9. Check out what your fellow employees are saying on social media sites. This is the same step as above, but it is not redundant. According to the U.S. Chamber of Commerce, approximately 75 percent of all employees steal from work, whether it’s time theft, office supplies, or larger products. And 30 percent of all corporate bankruptcies are a direct result of employee theft. How can you bring down these statistics for your company? By using social media as a loss prevention tool. Monitor your employees’ online profiles. If they tweet 20 times between 9:00 and 11:00 a.m. on a workday, it’s likely they are misusing company time. The reason many people share information online is because they think no one is watching. But if an employee is selling a printer on Facebook that looks like the one that just went missing around the office, it might be beneficial to start watching.
It may seem too “Big Brother” to keep such a close eye on employees’ social media behavior, but try to think of it as a better-safe-than-sorry technique. Employee theft is a major contributor to shrink, and using social media is just another loss prevention tool to stop it. This doesn’t mean everyone will admit to everything once they get online; nothing in life is ever that easy. But slipups will occur, and you have to ask yourself if you missed them because you weren’t looking.
This last tip for is a general rule you should remember whenever participating in a company social networking account.
10. Use “social” etiquette. Everybody knows at least one person who has to blog, tweet, or post about every little thing they did that day, from eating breakfast to cutting their toenails. Don’t be that person. Post something if you have something meaningful to say; otherwise, let it be. Fans and followers won’t forget about you—that is, unless you never do post. Try to keep them engaged frequently with contests, coupons, and events. It’s the whole company’s responsibility to take care of the social media accounts, and that includes building up the brand as well as protecting it. Lastly, don’t berate employees, executives in your company, or even a competitor in any form of social media. Bad-mouthing will not get you anywhere except in trouble.
No Insurance for Social Media Damage
The Internet has changed how we think about the flow of information. The asset protection industry may see a shift from worrying about inventory control to information control, which travels fast and efficiently. You might not have thought these sites were worth using professionally, but they are a significant resource for areas such as building up a brand, investigation, and gathering customer feedback. As discussed here, they’re also a great loss prevention tool.

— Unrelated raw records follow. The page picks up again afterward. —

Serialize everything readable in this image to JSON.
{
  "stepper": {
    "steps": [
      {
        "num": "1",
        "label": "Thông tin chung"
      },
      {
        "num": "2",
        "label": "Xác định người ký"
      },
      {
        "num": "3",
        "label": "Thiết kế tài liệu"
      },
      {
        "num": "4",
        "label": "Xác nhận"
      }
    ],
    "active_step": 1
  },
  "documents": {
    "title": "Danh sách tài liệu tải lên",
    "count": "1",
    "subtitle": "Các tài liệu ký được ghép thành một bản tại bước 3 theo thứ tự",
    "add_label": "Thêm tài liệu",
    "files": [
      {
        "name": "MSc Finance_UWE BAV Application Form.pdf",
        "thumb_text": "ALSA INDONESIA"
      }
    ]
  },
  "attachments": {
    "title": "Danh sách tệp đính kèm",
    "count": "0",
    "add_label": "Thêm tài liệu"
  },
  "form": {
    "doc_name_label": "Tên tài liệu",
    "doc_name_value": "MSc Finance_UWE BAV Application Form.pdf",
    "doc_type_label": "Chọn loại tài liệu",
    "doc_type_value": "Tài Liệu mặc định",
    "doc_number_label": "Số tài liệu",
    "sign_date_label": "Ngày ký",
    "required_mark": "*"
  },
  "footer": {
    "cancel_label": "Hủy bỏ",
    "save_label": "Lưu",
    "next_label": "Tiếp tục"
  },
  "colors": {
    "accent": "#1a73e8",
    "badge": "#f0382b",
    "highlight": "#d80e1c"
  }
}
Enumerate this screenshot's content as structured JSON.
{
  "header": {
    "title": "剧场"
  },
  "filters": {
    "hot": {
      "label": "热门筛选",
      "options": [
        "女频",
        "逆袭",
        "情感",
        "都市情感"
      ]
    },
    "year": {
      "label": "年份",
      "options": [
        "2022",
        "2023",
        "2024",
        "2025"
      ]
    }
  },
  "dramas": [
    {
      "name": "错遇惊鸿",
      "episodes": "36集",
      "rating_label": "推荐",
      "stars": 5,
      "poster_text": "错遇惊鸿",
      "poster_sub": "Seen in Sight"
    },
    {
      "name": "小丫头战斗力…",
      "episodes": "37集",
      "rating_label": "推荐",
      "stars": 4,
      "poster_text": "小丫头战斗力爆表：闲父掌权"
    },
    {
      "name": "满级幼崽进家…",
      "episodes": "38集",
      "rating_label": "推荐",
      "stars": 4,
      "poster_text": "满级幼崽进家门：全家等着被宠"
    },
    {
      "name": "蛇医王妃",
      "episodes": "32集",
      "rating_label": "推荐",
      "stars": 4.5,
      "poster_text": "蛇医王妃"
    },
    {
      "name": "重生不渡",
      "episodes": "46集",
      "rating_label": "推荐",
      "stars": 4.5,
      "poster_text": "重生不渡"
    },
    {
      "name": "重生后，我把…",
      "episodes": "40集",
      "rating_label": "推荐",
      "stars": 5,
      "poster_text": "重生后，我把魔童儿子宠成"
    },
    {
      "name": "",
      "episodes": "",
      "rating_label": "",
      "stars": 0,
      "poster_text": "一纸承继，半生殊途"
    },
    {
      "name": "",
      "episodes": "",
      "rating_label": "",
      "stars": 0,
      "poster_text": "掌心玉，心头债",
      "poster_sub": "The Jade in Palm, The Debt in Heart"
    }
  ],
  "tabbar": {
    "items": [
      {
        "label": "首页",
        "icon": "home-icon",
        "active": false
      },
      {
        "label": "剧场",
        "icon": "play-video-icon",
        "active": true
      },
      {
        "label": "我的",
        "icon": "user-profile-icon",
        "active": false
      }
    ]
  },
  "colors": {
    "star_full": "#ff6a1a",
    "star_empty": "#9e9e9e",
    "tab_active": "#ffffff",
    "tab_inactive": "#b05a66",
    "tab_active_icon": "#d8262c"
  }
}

Examining your company’s participation in these sites may lead you to reevaluate the larger issues affecting your company and help prevent future problems. But you have to manage it wisely by creating a team to oversee the accounts.
There is no insurance policy regarding the damage to a brand’s reputation as a result of unmonitored social media feedback. A large number of tweets complaining about your company or brand can be as damaging as one of those people stealing half of your inventory, but no policy will bring those customers back as it would the inventory. It is up to you to use these loss prevention tips for social media to manage your company’s online reputation.
In order to ensure these effects remain positive, your company should embrace the many benefits of social media, be aware of how social media can hurt your company’s brand and reputation, and use social media as a loss prevention tool to aid your company’s asset protection efforts. If you have not done so, it’s time for a social media audit.
For more information, check out the EyeOnLP video that speaks to many of the points discussed in this article.
This article was originally published in 2011 and was updated September 19, 2016.